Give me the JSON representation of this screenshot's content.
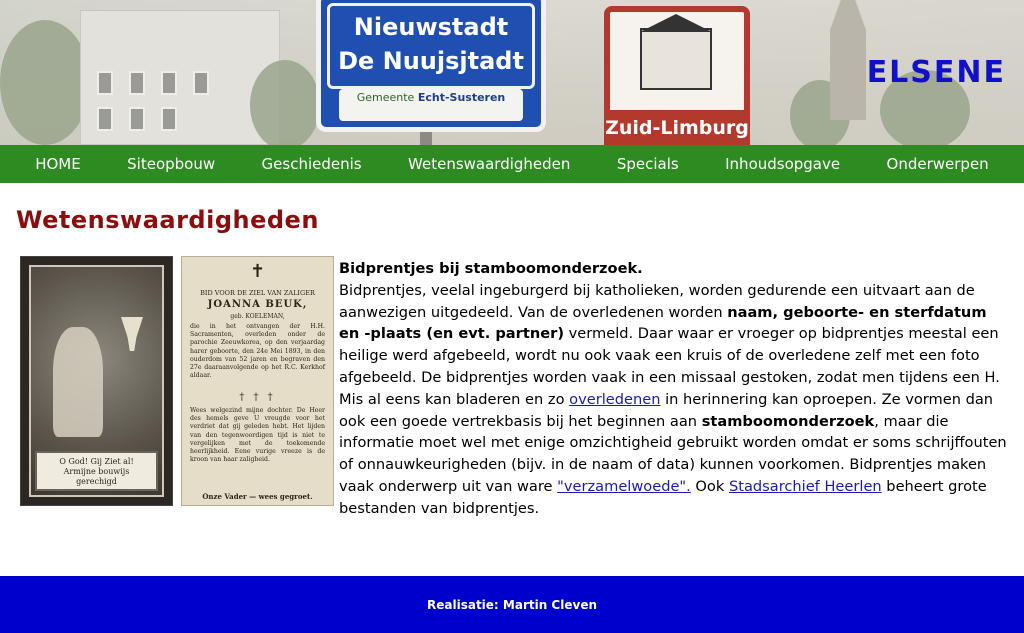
{
  "header": {
    "site_title": "ELSENE",
    "banner": {
      "sign_blue_line1": "Nieuwstadt",
      "sign_blue_line2": "De Nuujsjtadt",
      "sign_blue_gemeente_prefix": "Gemeente",
      "sign_blue_gemeente_name": "Echt-Susteren",
      "sign_red_label": "Zuid-Limburg"
    }
  },
  "nav": {
    "items": [
      {
        "label": "HOME"
      },
      {
        "label": "Siteopbouw"
      },
      {
        "label": "Geschiedenis"
      },
      {
        "label": "Wetenswaardigheden"
      },
      {
        "label": "Specials"
      },
      {
        "label": "Inhoudsopgave"
      },
      {
        "label": "Onderwerpen"
      }
    ]
  },
  "main": {
    "heading": "Wetenswaardigheden",
    "images": {
      "card1_caption_line1": "O God! Gij Ziet al!",
      "card1_caption_line2": "Armijne bouwijs",
      "card1_caption_line3": "gerechigd",
      "card2_title": "BID VOOR DE ZIEL VAN ZALIGER",
      "card2_name": "JOANNA BEUK,",
      "card2_spouse": "geb. KOELEMAN,",
      "card2_body": "die in het ontvangen der H.H. Sacramenten, overleden onder de parochie Zeeuwkorea, op den verjaardag harer geboorte, den 24e Mei 1893, in den ouderdom van 52 jaren en begraven den 27e daaraanvolgende op het R.C. Kerkhof aldaar.",
      "card2_crosses": "† † †",
      "card2_body2": "Wees welgezind mijne dochter. De Heer des hemels geve U vreugde voor het verdriet dat gij geleden hebt. Het lijden van den tegenwoordigen tijd is niet te vergelijken met de toekomende heerlijkheid. Eene vurige vreeze is de kroon van haar zaligheid.",
      "card2_footer": "Onze Vader — wees gegroet."
    },
    "text": {
      "p_title": "Bidprentjes bij stamboomonderzoek.",
      "s1": "Bidprentjes, veelal ingeburgerd bij katholieken, worden gedurende een uitvaart aan de aanwezigen uitgedeeld. Van de overledenen worden ",
      "b1": "naam, geboorte- en sterfdatum en -plaats (en evt. partner)",
      "s2": " vermeld. Daar waar er vroeger op bidprentjes meestal een heilige werd afgebeeld, wordt nu ook vaak een kruis of de overledene zelf met een foto afgebeeld. De bidprentjes worden vaak in een missaal gestoken, zodat men tijdens een H. Mis al eens kan bladeren en zo ",
      "link1": "overledenen",
      "s3": " in herinnering kan oproepen. Ze vormen dan ook een goede vertrekbasis bij het beginnen aan ",
      "b2": "stamboomonderzoek",
      "s4": ", maar die informatie moet wel met enige omzichtigheid gebruikt worden omdat er soms schrijffouten of onnauwkeurigheden (bijv. in de naam of data) kunnen voorkomen. Bidprentjes maken vaak onderwerp uit van ware ",
      "link2": "\"verzamelwoede\".",
      "s5": " Ook ",
      "link3": "Stadsarchief Heerlen",
      "s6": " beheert grote bestanden van bidprentjes."
    }
  },
  "footer": {
    "credit": "Realisatie: Martin Cleven"
  },
  "colors": {
    "nav_bg": "#2e8b22",
    "heading": "#8b0d0d",
    "site_title": "#1010c8",
    "footer_bg": "#0000cc",
    "link": "#1a1ab8"
  }
}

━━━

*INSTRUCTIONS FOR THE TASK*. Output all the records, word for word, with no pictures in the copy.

*RESULT*.
Give me the JSON representation of this screenshot's content.
{
  "header": {
    "site_title": "ELSENE",
    "banner": {
      "sign_blue_line1": "Nieuwstadt",
      "sign_blue_line2": "De Nuujsjtadt",
      "sign_blue_gemeente_prefix": "Gemeente",
      "sign_blue_gemeente_name": "Echt-Susteren",
      "sign_red_label": "Zuid-Limburg"
    }
  },
  "nav": {
    "items": [
      {
        "label": "HOME"
      },
      {
        "label": "Siteopbouw"
      },
      {
        "label": "Geschiedenis"
      },
      {
        "label": "Wetenswaardigheden"
      },
      {
        "label": "Specials"
      },
      {
        "label": "Inhoudsopgave"
      },
      {
        "label": "Onderwerpen"
      }
    ]
  },
  "main": {
    "heading": "Wetenswaardigheden",
    "images": {
      "card1_caption_line1": "O God! Gij Ziet al!",
      "card1_caption_line2": "Armijne bouwijs",
      "card1_caption_line3": "gerechigd",
      "card2_title": "BID VOOR DE ZIEL VAN ZALIGER",
      "card2_name": "JOANNA BEUK,",
      "card2_spouse": "geb. KOELEMAN,",
      "card2_body": "die in het ontvangen der H.H. Sacramenten, overleden onder de parochie Zeeuwkorea, op den verjaardag harer geboorte, den 24e Mei 1893, in den ouderdom van 52 jaren en begraven den 27e daaraanvolgende op het R.C. Kerkhof aldaar.",
      "card2_crosses": "† † †",
      "card2_body2": "Wees welgezind mijne dochter. De Heer des hemels geve U vreugde voor het verdriet dat gij geleden hebt. Het lijden van den tegenwoordigen tijd is niet te vergelijken met de toekomende heerlijkheid. Eene vurige vreeze is de kroon van haar zaligheid.",
      "card2_footer": "Onze Vader — wees gegroet."
    },
    "text": {
      "p_title": "Bidprentjes bij stamboomonderzoek.",
      "s1": "Bidprentjes, veelal ingeburgerd bij katholieken, worden gedurende een uitvaart aan de aanwezigen uitgedeeld. Van de overledenen worden ",
      "b1": "naam, geboorte- en sterfdatum en -plaats (en evt. partner)",
      "s2": " vermeld. Daar waar er vroeger op bidprentjes meestal een heilige werd afgebeeld, wordt nu ook vaak een kruis of de overledene zelf met een foto afgebeeld. De bidprentjes worden vaak in een missaal gestoken, zodat men tijdens een H. Mis al eens kan bladeren en zo ",
      "link1": "overledenen",
      "s3": " in herinnering kan oproepen. Ze vormen dan ook een goede vertrekbasis bij het beginnen aan ",
      "b2": "stamboomonderzoek",
      "s4": ", maar die informatie moet wel met enige omzichtigheid gebruikt worden omdat er soms schrijffouten of onnauwkeurigheden (bijv. in de naam of data) kunnen voorkomen. Bidprentjes maken vaak onderwerp uit van ware ",
      "link2": "\"verzamelwoede\".",
      "s5": " Ook ",
      "link3": "Stadsarchief Heerlen",
      "s6": " beheert grote bestanden van bidprentjes."
    }
  },
  "footer": {
    "credit": "Realisatie: Martin Cleven"
  },
  "colors": {
    "nav_bg": "#2e8b22",
    "heading": "#8b0d0d",
    "site_title": "#1010c8",
    "footer_bg": "#0000cc",
    "link": "#1a1ab8"
  }
}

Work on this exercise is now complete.